Center for Sustainable Health Spending
National health expenditures in February 2014 grew 6.7 percent over February 2013, the highest rate of increase since March 2007, prior to the recession that began in December 2007, according to the Ann Arbor-based Altarum Institute.
National health care price increases and spending increases remain near historic lows, according to the Ann Arbor-based Altarum Institute.
Health care prices in October 2013 rose just 0.9 percent above the levels seen in October 2012, the lowest reading in the 50-plus years of data of the monthly Health Sector Economic Indicators released by the Center for Sustainable Health Spending at Ann Arbor’s Altarum Institute.
The Center for Sustainable Health Spending at the Ann Arbor-based Altarum Institute reports that health care prices grew 1.1 percent in July 2013 over July 2012, up from the May growth rate of 1 percent — which was the lowest Altarum has ever recorded.
National health expenditures in October 2012 grew by 3.5 percent relative to October 2011, down two-tenths from the September rate, and representing the sixth consecutive month of below 4 percent growth.
Health spending in May 2012 grew by a modest 3.8 percent compared to May 2011, continuing a trend of roughly 4 percent annual growth since 2009.
Health care prices rose just 1.8 percent in February 2012, the lowest rate of inflation since April 1998. Price growth for nearly all health categories moderated, especially hospital care and physician services.
New analysis shows that health care spending in the U.S. in 2011 grew at one of the slowest rates in 50 years.
The January Health Sector Economic Indicators briefs released by the Altarum Institute indicate that over the first 11 months of 2011, health spending has grown at an annual rate of 4.5 percent, compared to the 3.9 percent increase for 2010. This growth was driven by high spending early in 2011 followed by a gradual, steady decline.
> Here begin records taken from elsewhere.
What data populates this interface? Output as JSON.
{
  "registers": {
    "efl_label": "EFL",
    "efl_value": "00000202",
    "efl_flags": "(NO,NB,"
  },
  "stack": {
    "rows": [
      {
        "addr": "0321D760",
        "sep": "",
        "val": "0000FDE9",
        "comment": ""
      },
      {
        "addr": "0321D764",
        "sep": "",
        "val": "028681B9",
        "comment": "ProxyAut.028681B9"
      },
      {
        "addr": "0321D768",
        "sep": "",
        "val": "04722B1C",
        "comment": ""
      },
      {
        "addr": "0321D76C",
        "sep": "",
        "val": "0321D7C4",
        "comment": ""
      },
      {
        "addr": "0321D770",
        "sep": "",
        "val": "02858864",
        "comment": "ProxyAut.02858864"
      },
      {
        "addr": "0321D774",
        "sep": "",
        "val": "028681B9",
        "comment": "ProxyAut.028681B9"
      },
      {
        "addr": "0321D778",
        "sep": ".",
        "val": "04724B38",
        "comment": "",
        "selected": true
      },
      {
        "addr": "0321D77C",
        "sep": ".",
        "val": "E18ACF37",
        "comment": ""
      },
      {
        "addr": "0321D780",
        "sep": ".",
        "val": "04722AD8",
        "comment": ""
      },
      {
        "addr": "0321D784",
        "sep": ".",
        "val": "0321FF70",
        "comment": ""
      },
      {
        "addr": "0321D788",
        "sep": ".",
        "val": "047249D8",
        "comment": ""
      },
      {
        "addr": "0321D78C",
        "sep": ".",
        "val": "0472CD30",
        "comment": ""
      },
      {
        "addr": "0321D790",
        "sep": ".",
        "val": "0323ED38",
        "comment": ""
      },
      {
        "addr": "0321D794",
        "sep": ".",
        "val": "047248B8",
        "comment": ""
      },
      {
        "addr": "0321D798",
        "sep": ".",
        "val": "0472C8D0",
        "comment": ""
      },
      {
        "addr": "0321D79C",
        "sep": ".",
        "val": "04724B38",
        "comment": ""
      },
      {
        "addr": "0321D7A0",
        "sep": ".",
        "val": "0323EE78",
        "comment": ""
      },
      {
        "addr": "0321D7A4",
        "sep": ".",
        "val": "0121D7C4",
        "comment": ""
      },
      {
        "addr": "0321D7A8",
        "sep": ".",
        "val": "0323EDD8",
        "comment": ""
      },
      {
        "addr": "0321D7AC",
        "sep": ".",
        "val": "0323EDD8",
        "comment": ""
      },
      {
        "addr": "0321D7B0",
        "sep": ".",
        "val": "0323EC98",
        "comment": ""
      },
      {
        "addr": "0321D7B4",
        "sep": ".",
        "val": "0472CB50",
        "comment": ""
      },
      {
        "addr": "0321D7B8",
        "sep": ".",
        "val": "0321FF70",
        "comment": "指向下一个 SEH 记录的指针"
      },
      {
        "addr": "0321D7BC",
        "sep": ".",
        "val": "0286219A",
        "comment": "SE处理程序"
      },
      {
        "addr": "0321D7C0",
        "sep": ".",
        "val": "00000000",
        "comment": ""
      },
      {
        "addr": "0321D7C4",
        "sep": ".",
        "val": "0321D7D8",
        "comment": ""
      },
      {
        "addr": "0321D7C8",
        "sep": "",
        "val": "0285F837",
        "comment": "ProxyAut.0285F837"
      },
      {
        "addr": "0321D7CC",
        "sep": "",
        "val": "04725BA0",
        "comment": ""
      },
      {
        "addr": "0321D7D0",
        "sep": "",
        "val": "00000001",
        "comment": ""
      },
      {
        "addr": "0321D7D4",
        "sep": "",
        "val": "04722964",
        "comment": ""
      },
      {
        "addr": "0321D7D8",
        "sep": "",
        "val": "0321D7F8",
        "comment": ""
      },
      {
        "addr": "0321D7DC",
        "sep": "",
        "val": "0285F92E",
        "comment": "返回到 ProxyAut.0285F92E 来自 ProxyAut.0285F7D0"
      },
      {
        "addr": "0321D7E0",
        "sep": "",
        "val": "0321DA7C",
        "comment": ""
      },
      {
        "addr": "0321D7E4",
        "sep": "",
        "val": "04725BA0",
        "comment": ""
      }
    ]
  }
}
The December Health Sector Economic Indicators briefs released today by Altarum Institute’s Center for Sustainable Health Spending indicate that October health price inflation, at 1.9 percent, represents a 13-year low; health spending growth in October ticked down to 5.0 percent, and health employment in November exhibited below-average growth of 17,000 jobs.